This document is the third in a series by the Christian Children’s Fun (CCF), and seeks to summarize and integrate the findings of the first two publications. It also underlines some of the implications of these findings for the CCF. The results of the study show that children experience poverty differently from their parents and other adults and, contrary to popular belief, are sensitive to their situation from an early age. It is clear that as they get older, weight must be given to understanding their experience, perspectives, solutions and contributions as well as of adults.

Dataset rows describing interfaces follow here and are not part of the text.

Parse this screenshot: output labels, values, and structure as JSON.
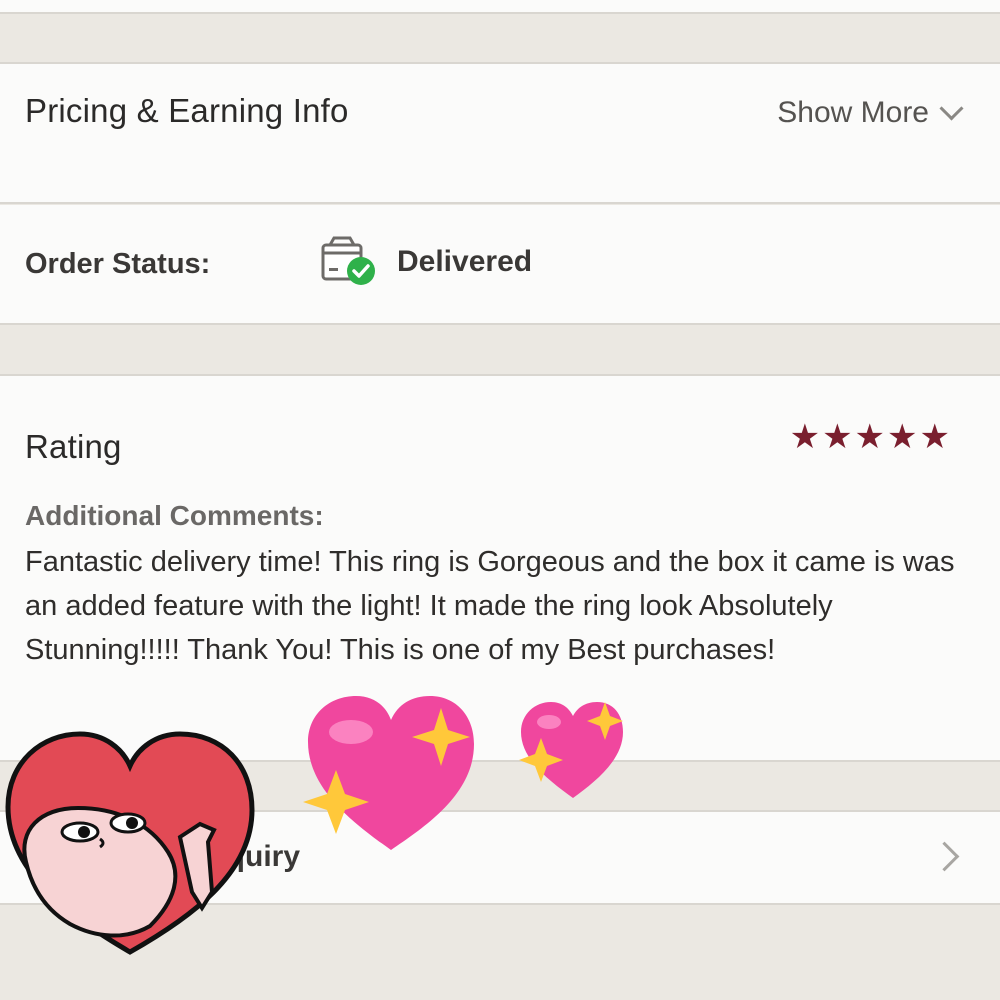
{
  "pricing": {
    "title": "Pricing & Earning Info",
    "show_more_label": "Show More"
  },
  "order_status": {
    "label": "Order Status:",
    "value": "Delivered",
    "icon": "box-check-icon",
    "status_color": "#2fb14a"
  },
  "rating": {
    "title": "Rating",
    "stars": 5,
    "max_stars": 5,
    "star_color": "#7a1f2e",
    "comments_label": "Additional Comments:",
    "comments_text": "Fantastic delivery time! This ring is Gorgeous and the box it came is was an added feature with the light! It made the ring look Absolutely Stunning!!!!! Thank You! This is one of my Best purchases!"
  },
  "order_inquiry": {
    "label": "der Inquiry"
  },
  "stickers": [
    "heart-face-sticker",
    "sparkling-heart-icon",
    "sparkling-heart-icon"
  ]
}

Another important lesson from the study was that the impact of poverty on children is better understood in terms of living in adversity. Adversity should be understood comprehensively beyond material needs, to include psychosocial stress, stigmatization, enduring social marginalization and violence. Finally, it became clear throughout the study that, in most parts of the world, childhood is a period of social and economic responsibility where children are effective agents contributing to family well-being. This is a vital source of self esteem and motivation for many children.